Problem to work on:
Identify each line below that contains the word "표시되지", and copy it out.

Data records:
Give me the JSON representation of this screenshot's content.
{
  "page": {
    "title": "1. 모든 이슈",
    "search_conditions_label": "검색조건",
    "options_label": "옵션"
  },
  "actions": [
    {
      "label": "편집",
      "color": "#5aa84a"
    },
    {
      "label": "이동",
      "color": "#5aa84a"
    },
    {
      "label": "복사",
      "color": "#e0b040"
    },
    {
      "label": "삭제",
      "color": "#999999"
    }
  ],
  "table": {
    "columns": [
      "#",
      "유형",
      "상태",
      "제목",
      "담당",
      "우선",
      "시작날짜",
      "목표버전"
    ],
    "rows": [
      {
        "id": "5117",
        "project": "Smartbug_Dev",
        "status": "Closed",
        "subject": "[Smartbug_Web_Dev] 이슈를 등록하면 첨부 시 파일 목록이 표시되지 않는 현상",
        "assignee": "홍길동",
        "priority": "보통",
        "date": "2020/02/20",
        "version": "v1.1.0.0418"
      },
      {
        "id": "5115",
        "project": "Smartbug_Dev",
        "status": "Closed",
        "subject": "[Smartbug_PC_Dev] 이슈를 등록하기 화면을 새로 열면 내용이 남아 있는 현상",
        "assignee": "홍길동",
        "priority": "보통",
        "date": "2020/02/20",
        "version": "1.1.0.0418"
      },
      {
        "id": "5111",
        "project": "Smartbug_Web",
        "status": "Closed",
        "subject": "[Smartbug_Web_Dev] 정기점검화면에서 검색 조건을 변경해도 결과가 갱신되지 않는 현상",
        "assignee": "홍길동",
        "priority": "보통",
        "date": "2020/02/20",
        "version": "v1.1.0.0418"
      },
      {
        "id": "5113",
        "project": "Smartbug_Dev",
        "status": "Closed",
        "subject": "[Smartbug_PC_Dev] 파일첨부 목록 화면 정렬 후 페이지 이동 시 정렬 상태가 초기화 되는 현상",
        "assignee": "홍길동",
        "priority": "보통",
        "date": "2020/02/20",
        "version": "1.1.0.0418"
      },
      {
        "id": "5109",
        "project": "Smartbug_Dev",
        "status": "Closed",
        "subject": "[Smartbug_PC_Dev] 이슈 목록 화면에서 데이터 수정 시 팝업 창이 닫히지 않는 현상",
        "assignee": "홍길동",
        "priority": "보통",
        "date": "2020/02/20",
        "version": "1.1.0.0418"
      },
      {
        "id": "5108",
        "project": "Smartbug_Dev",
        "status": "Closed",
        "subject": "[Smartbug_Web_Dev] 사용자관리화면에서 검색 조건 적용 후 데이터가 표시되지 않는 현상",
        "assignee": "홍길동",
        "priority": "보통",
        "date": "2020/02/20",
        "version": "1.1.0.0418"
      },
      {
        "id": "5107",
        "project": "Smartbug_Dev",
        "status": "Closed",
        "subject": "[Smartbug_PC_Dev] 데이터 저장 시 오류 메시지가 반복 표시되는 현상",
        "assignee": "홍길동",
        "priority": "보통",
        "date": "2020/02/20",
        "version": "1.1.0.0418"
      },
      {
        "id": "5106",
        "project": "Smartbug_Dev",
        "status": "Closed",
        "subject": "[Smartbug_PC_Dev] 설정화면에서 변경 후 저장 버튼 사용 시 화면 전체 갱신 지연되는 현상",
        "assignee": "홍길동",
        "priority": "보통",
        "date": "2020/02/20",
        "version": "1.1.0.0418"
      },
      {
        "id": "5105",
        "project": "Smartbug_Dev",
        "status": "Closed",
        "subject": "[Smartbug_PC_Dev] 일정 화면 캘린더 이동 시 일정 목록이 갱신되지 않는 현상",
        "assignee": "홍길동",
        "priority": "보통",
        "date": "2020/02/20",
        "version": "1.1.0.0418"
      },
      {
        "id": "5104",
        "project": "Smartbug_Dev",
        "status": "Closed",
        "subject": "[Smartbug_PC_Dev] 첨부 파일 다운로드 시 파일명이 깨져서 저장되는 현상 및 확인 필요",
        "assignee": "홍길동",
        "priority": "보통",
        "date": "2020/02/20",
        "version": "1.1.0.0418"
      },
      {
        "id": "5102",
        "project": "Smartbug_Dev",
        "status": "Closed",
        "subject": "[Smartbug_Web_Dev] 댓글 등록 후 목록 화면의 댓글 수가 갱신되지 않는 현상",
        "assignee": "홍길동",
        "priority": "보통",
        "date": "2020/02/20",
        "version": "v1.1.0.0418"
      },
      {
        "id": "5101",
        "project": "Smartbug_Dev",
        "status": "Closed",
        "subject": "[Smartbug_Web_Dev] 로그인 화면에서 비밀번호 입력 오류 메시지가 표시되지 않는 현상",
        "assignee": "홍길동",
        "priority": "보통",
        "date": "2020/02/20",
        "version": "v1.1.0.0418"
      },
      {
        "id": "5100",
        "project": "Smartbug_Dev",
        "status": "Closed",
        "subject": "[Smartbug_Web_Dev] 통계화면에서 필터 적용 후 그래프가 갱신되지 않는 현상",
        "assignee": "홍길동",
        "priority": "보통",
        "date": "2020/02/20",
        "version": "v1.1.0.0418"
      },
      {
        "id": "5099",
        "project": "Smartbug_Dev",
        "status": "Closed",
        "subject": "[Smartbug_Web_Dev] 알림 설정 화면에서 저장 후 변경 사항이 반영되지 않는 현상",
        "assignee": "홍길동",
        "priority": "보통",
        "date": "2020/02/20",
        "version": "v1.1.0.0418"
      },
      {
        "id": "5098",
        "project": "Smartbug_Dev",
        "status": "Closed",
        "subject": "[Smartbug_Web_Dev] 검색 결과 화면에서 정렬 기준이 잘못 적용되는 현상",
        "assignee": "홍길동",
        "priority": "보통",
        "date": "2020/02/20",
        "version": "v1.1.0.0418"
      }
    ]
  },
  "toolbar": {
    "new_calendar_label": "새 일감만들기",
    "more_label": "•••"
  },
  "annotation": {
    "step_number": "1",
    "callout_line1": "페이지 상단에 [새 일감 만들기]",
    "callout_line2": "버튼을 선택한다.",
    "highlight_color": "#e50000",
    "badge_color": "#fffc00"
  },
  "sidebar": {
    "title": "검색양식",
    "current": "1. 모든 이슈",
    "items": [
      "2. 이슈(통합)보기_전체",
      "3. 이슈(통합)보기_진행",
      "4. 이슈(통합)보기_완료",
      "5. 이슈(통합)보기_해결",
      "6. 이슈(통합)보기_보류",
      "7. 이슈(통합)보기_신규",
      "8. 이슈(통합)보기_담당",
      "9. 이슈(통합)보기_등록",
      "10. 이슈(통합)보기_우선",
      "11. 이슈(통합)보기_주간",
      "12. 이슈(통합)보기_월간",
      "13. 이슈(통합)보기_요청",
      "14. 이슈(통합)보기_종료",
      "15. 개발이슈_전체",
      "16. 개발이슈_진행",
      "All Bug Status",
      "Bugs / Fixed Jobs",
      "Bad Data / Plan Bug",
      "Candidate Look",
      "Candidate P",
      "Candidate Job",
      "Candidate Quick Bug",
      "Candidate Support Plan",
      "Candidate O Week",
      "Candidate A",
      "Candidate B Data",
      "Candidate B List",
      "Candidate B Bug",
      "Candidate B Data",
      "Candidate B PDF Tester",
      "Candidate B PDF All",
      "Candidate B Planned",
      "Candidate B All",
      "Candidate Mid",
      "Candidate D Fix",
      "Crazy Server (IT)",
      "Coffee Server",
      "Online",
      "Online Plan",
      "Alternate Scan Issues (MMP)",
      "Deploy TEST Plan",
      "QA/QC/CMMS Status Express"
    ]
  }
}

Output:
        "subject": "[Smartbug_Web_Dev] 이슈를 등록하면 첨부 시 파일 목록이 표시되지 않는 현상",
        "subject": "[Smartbug_Web_Dev] 사용자관리화면에서 검색 조건 적용 후 데이터가 표시되지 않는 현상",
        "subject": "[Smartbug_Web_Dev] 로그인 화면에서 비밀번호 입력 오류 메시지가 표시되지 않는 현상",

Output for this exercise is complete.